Objective Assess the benefits and possible adverse effects of ozone treatment in patients with IgA deficiency.
Methods A monocentric randomized controlled phase 2 clinical trial (RPCEC 00000236) was carried out, after approval by the Institutional Ethics Committee of the Roberto Rodríguez Fernández Provincial General Teaching Hospital in Morón, Ciego de Ávila Province, Cuba. Included were 40 patients aged 5–50 years, distributed in 2 groups of 20, after agreeing to participate and signing informed consent. The experimental group received 2 cycles of ozone by rectal insufflation for 20 days (5 times a week for 4 weeks each cycle) with a 3-month interval between cycles, for a total of 40 doses, with age-adjusted dose ranges. The control group was treated with leukocyte transfer factor (Hebertrans), 1 U per m2 of body surface area subcutaneously, once weekly for 12 weeks. Frequency of appearance and severity of clinical symptoms and signs of associated diseases, serum immunoglobulin concentrations and balance of pro-oxidant and antioxidant biomarkers were recorded at treatment initiation and one month after treatment completion. Therapeutic response was defined as complete, partial, stable disease or progressive disease. Descriptive statistics and significance were calculated to compare groups and assess effect size.

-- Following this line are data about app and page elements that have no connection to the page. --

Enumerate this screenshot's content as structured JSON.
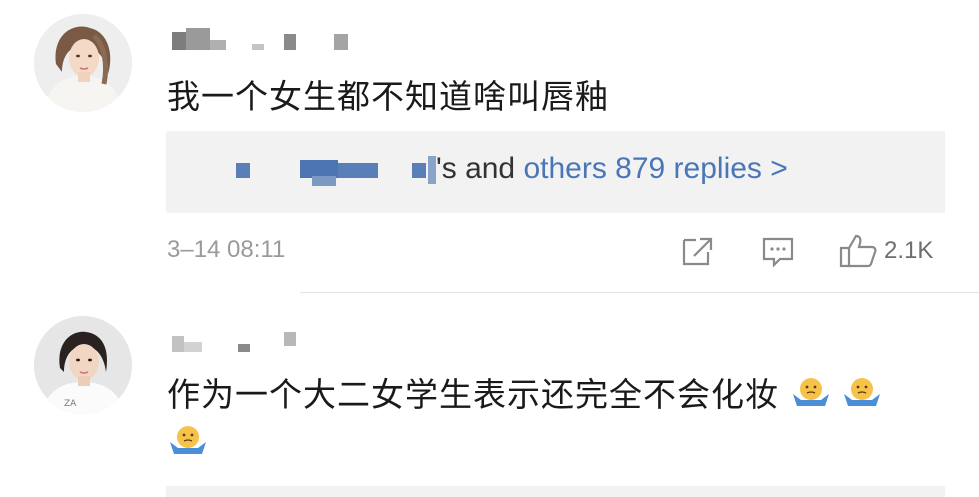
{
  "comments": [
    {
      "text": "我一个女生都不知道啥叫唇釉",
      "replies": {
        "prefix": "'s and ",
        "link": "others 879 replies >"
      },
      "time": "3–14 08:11",
      "likes": "2.1K",
      "icons": [
        "share-icon",
        "comment-icon",
        "like-icon"
      ]
    },
    {
      "text": "作为一个大二女学生表示还完全不会化妆",
      "emoji": "shrug-emoji"
    }
  ],
  "colors": {
    "link": "#4a76b7",
    "meta": "#9a9a9a",
    "reply_bg": "#f2f2f2",
    "mosaic": "#4a76b7"
  }
}
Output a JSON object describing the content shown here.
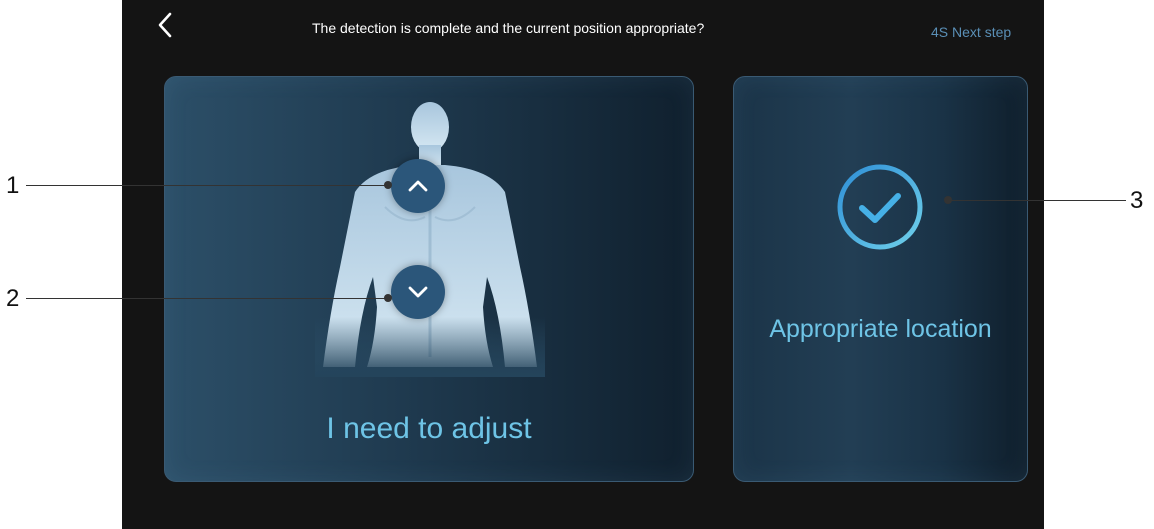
{
  "header": {
    "title": "The detection is complete and the current position appropriate?",
    "next_label": "4S Next step"
  },
  "adjust_card": {
    "label": "I need to adjust"
  },
  "ok_card": {
    "label": "Appropriate location"
  },
  "callouts": [
    "1",
    "2",
    "3"
  ],
  "colors": {
    "accent": "#6ec4e6",
    "next": "#5a8fb6",
    "button": "#2b567a",
    "background": "#141414"
  },
  "icons": {
    "back": "chevron-left-icon",
    "up": "chevron-up-icon",
    "down": "chevron-down-icon",
    "check": "check-circle-icon"
  }
}
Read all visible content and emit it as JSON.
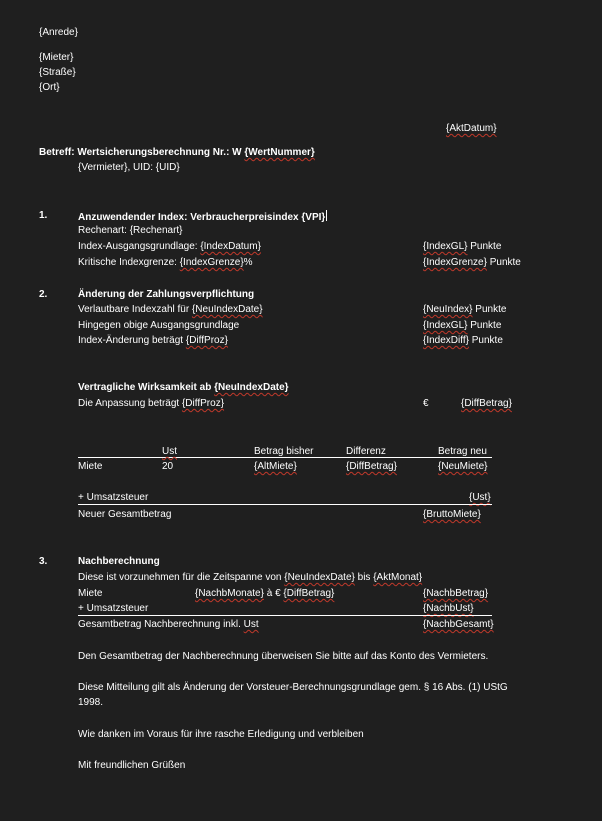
{
  "header": {
    "anrede": "{Anrede}",
    "mieter": "{Mieter}",
    "strasse": "{Straße}",
    "ort": "{Ort}",
    "datum": "{AktDatum}"
  },
  "betreff": {
    "label": "Betreff: Wertsicherungsberechnung Nr.: W ",
    "nummer": "{WertNummer}",
    "vermieter": "{Vermieter}, UID: {UID}"
  },
  "section1": {
    "num": "1.",
    "title": "Anzuwendender Index: Verbraucherpreisindex {VPI}",
    "rechenart": "Rechenart: {Rechenart}",
    "ausgang_prefix": "Index-Ausgangsgrundlage: ",
    "ausgang_field": "{IndexDatum}",
    "ausgang_right_field": "{IndexGL}",
    "ausgang_right_unit": " Punkte",
    "kritisch_prefix": "Kritische Indexgrenze: ",
    "kritisch_field": "{IndexGrenze}",
    "kritisch_suffix": "%",
    "kritisch_right_field": "{IndexGrenze}",
    "kritisch_right_unit": " Punkte"
  },
  "section2": {
    "num": "2.",
    "title": "Änderung der Zahlungsverpflichtung",
    "verlautbar_prefix": "Verlautbare Indexzahl für ",
    "verlautbar_field": "{NeuIndexDate}",
    "verlautbar_right_field": "{NeuIndex}",
    "verlautbar_right_unit": " Punkte",
    "hingegen": "Hingegen obige Ausgangsgrundlage",
    "hingegen_right_field": "{IndexGL}",
    "hingegen_right_unit": " Punkte",
    "aenderung_prefix": "Index-Änderung beträgt ",
    "aenderung_field": "{DiffProz}",
    "aenderung_right_field": "{IndexDiff}",
    "aenderung_right_unit": " Punkte",
    "wirksam_prefix": "Vertragliche Wirksamkeit ab ",
    "wirksam_field": "{NeuIndexDate}",
    "anpassung_prefix": "Die Anpassung beträgt ",
    "anpassung_field": "{DiffProz}",
    "euro": "€",
    "diffbetrag": "{DiffBetrag}"
  },
  "table": {
    "col_ust": "Ust",
    "col_bisher": "Betrag bisher",
    "col_diff": "Differenz",
    "col_neu": "Betrag neu",
    "row_label": "Miete",
    "row_ust": "20",
    "row_bisher": "{AltMiete}",
    "row_diff": "{DiffBetrag}",
    "row_neu": "{NeuMiete}",
    "ust_label": "+ Umsatzsteuer",
    "ust_value": "{Ust}",
    "gesamt_label": "Neuer Gesamtbetrag",
    "gesamt_value": "{BruttoMiete}"
  },
  "section3": {
    "num": "3.",
    "title": "Nachberechnung",
    "zeitspanne_a": "Diese ist vorzunehmen für die Zeitspanne von ",
    "zeitspanne_f1": "{NeuIndexDate}",
    "zeitspanne_b": " bis ",
    "zeitspanne_f2": "{AktMonat}",
    "miete_label": "Miete",
    "monate": "{NachbMonate}",
    "a_euro": " à € ",
    "diffbetrag": "{DiffBetrag}",
    "nachb_betrag": "{NachbBetrag}",
    "ust_label": "+ Umsatzsteuer",
    "nachb_ust": "{NachbUst}",
    "gesamt_label_a": "Gesamtbetrag Nachberechnung inkl. ",
    "gesamt_label_b": "Ust",
    "nachb_gesamt": "{NachbGesamt}"
  },
  "closing": {
    "p1": "Den Gesamtbetrag der Nachberechnung überweisen Sie bitte auf das Konto des Vermieters.",
    "p2_line1": "Diese Mitteilung gilt als Änderung der Vorsteuer-Berechnungsgrundlage gem. § 16 Abs. (1) UStG",
    "p2_line2": "1998.",
    "p3": "Wie danken im Voraus für ihre rasche Erledigung und verbleiben",
    "p4": "Mit freundlichen Grüßen"
  }
}
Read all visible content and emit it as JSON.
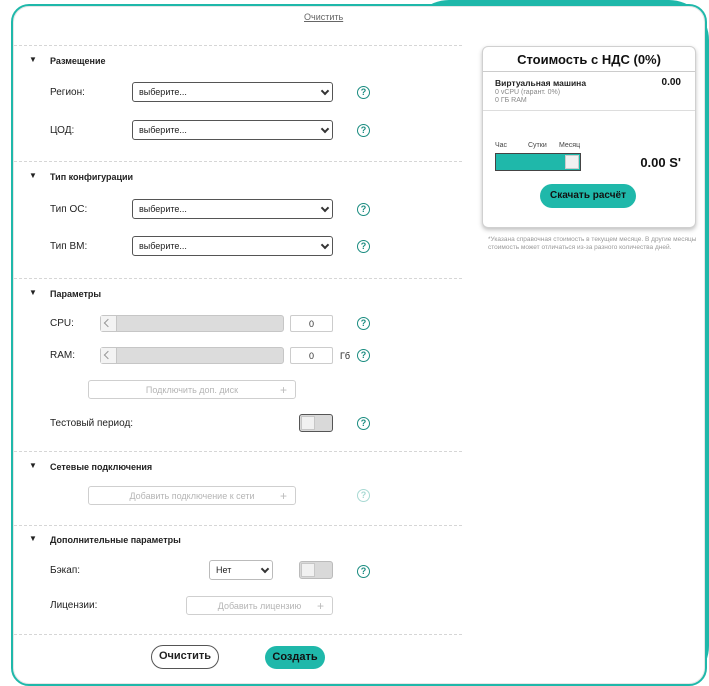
{
  "colors": {
    "accent": "#1fb8aa",
    "help_icon": "#1a8c80"
  },
  "top": {
    "clear_link": "Очистить"
  },
  "sections": {
    "placement": {
      "title": "Размещение",
      "region_label": "Регион:",
      "region_value": "выберите...",
      "dc_label": "ЦОД:",
      "dc_value": "выберите..."
    },
    "config": {
      "title": "Тип конфигурации",
      "os_label": "Тип ОС:",
      "os_value": "выберите...",
      "vm_label": "Тип ВМ:",
      "vm_value": "выберите..."
    },
    "params": {
      "title": "Параметры",
      "cpu_label": "CPU:",
      "cpu_value": "0",
      "ram_label": "RAM:",
      "ram_value": "0",
      "ram_unit": "Гб",
      "add_disk": "Подключить доп. диск",
      "trial_label": "Тестовый период:"
    },
    "network": {
      "title": "Сетевые подключения",
      "add_network": "Добавить подключение к сети"
    },
    "extra": {
      "title": "Дополнительные параметры",
      "backup_label": "Бэкап:",
      "backup_value": "Нет",
      "license_label": "Лицензии:",
      "add_license": "Добавить лицензию"
    }
  },
  "help_symbol": "?",
  "plus_symbol": "+",
  "buttons": {
    "clear": "Очистить",
    "create": "Создать"
  },
  "cost": {
    "title": "Стоимость с НДС (0%)",
    "vm_name": "Виртуальная машина",
    "vm_price": "0.00",
    "vm_cpu": "0 vCPU (гарант. 0%)",
    "vm_ram": "0 ГБ RAM",
    "period_hour": "Час",
    "period_day": "Сутки",
    "period_month": "Месяц",
    "period_level": 1.0,
    "total": "0.00 S'",
    "download": "Скачать расчёт"
  },
  "note": "*Указана справочная стоимость в текущем месяце. В другие месяцы стоимость может отличаться из-за разного количества дней."
}
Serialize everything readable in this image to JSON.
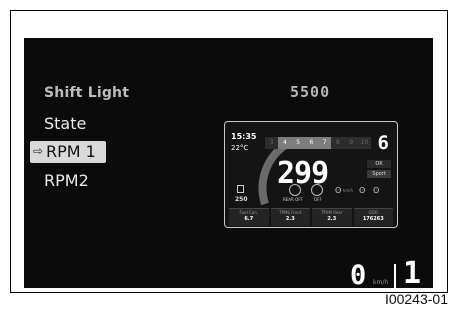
{
  "menu": {
    "title": "Shift Light",
    "value": "5500",
    "items": [
      {
        "label": "State",
        "selected": false
      },
      {
        "label": "RPM 1",
        "selected": true
      },
      {
        "label": "RPM2",
        "selected": false
      }
    ]
  },
  "preview": {
    "time": "15:35",
    "temperature": "22°C",
    "rpm_scale": [
      "3",
      "4",
      "5",
      "6",
      "7",
      "8",
      "9",
      "10"
    ],
    "gear": "6",
    "speed": "299",
    "unit": "km/h",
    "ok_label": "OK",
    "mode": "Sport",
    "fuel_range": "250",
    "icons": [
      {
        "name": "rear-off",
        "label": "REAR OFF"
      },
      {
        "name": "abs-off",
        "label": "OFF"
      }
    ],
    "bottom": [
      {
        "label": "Fuel Con.",
        "value": "6.7"
      },
      {
        "label": "TPMS Front",
        "value": "2.3"
      },
      {
        "label": "TPSM Rear",
        "value": "2.3"
      },
      {
        "label": "ODO",
        "value": "176263"
      }
    ]
  },
  "bottom_bar": {
    "speed": "0",
    "unit": "km/h",
    "gear": "1"
  },
  "reference": "I00243-01"
}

Results One month after treatment completion, 70% of patients in the experimental group experienced significant increases in IgG (p = 0.000) and IgM (p = 0.033). The experimental group also displayed decreased pro-oxidation biomarkers, glutathione modulation and increased antioxidant enzymes, with reduced oxidative stress; none of these occurred in the control group. Complete therapeutic response was achieved in 85% of patients in the experimental group and only 45% in the control group. Mild, transient adverse events were reported in both groups.
Conclusions Ozone therapy by rectal insufflation is a suitable therapeutic option for treating IgA deficiency because it produces antioxidant and immunomodulatory effects and is feasible, safe and minimally invasive.